threading is tough because it requires thinking in a different mode of thought sorta but also not? imo it's mostly a matter of learning what [i]not [/i]to do too. one of the easiest ways to make things multithreading-friendly is to have your functions and such be things that can potentially take in state data for a thread, do work on that thread's state data [i]from what is passed in[/i], then move on. not having functions or objects manipulate state data that [i]could [/i]be seen by multiple threads helps a ton, as it's easy to forget once your codebase grows that "oh shit this function modifies non thread-local state". task-based programming, i guess.

i'm really bad at expressing this stuff articulately, sorry haha

A tick rate? Like fixed 30 fps or something? Well. That would make the timing predictable and possible to decouple the graphics thread to run entirely independent. The thing that complicates it is how you transfer data to the graphics thread to update. You'd need a duplicate data set for the visual elements. But you should not lock the entire "scenegraph" to update it, rather update the singular elements in it whenever you done computing them, so the graphics thread can access and render elements that are not accessed to update.

The problem at hand with fixed rate ticks is compensation of the motion anyway. That means the inbetween prediction. If you'd tick at 30 fps and render 60 your object would natively jump every 2nd frame. Tricky.

Thanks all of you for writing such great replies. After thinking about it some more I don't think threading will help me much.

I think multi-threading could be pretty easy to add though, the part I would want to multithread only takes one input (a list of the things I want to draw) and doesn't return anything to the main program, it prints it on its own.

Edit:
Or no I think I also misunderstood multithreading.

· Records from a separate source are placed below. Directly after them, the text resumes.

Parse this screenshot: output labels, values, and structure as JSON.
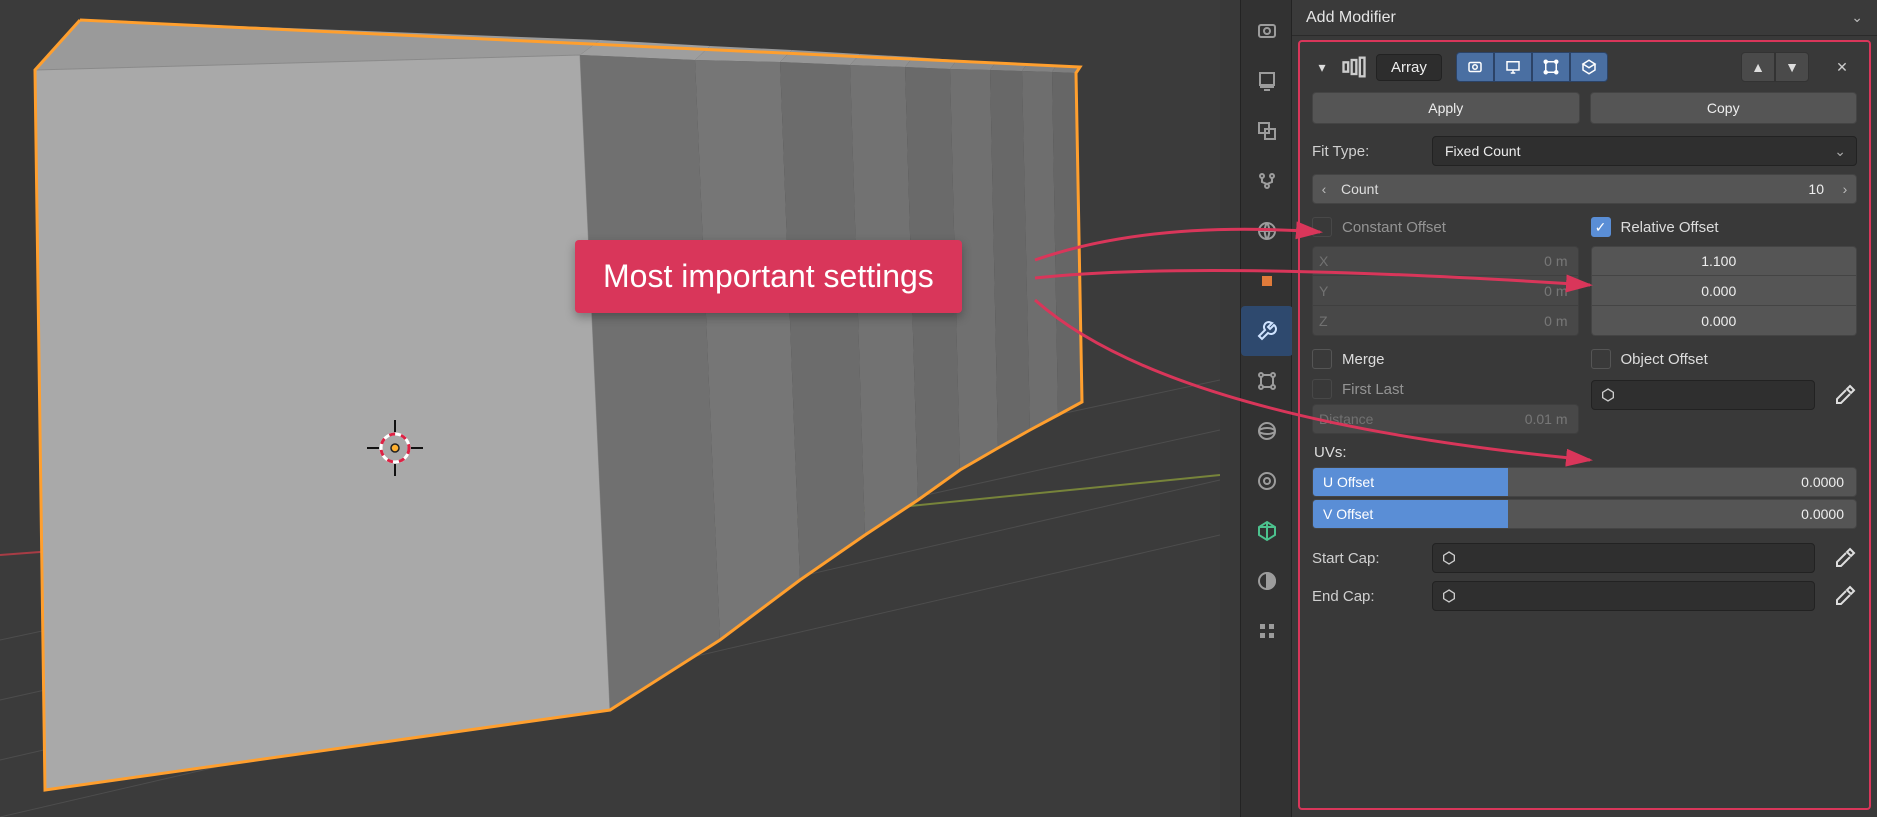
{
  "callout": "Most important settings",
  "header": {
    "title": "Add Modifier"
  },
  "modifier": {
    "name": "Array",
    "apply": "Apply",
    "copy": "Copy",
    "fit_type_label": "Fit Type:",
    "fit_type_value": "Fixed Count",
    "count_label": "Count",
    "count_value": "10",
    "constant_offset": {
      "label": "Constant Offset",
      "checked": false,
      "x": "0 m",
      "y": "0 m",
      "z": "0 m",
      "xl": "X",
      "yl": "Y",
      "zl": "Z"
    },
    "relative_offset": {
      "label": "Relative Offset",
      "checked": true,
      "x": "1.100",
      "y": "0.000",
      "z": "0.000"
    },
    "merge": {
      "label": "Merge",
      "checked": false
    },
    "object_offset": {
      "label": "Object Offset",
      "checked": false
    },
    "first_last": {
      "label": "First Last",
      "checked": false
    },
    "distance_label": "Distance",
    "distance_value": "0.01 m",
    "uvs_label": "UVs:",
    "u_offset_label": "U Offset",
    "u_offset_value": "0.0000",
    "v_offset_label": "V Offset",
    "v_offset_value": "0.0000",
    "start_cap_label": "Start Cap:",
    "end_cap_label": "End Cap:"
  },
  "tabs": [
    "render",
    "output",
    "viewlayer",
    "scene",
    "world",
    "object",
    "modifier",
    "particle",
    "physics",
    "constraint",
    "mesh",
    "material",
    "texture"
  ]
}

Edit:
multithread drifting
[video]https://cdn.discordapp.com/attachments/231376069339512832/597914656606126099/2019-07-09_00-18-20.mp4[/video]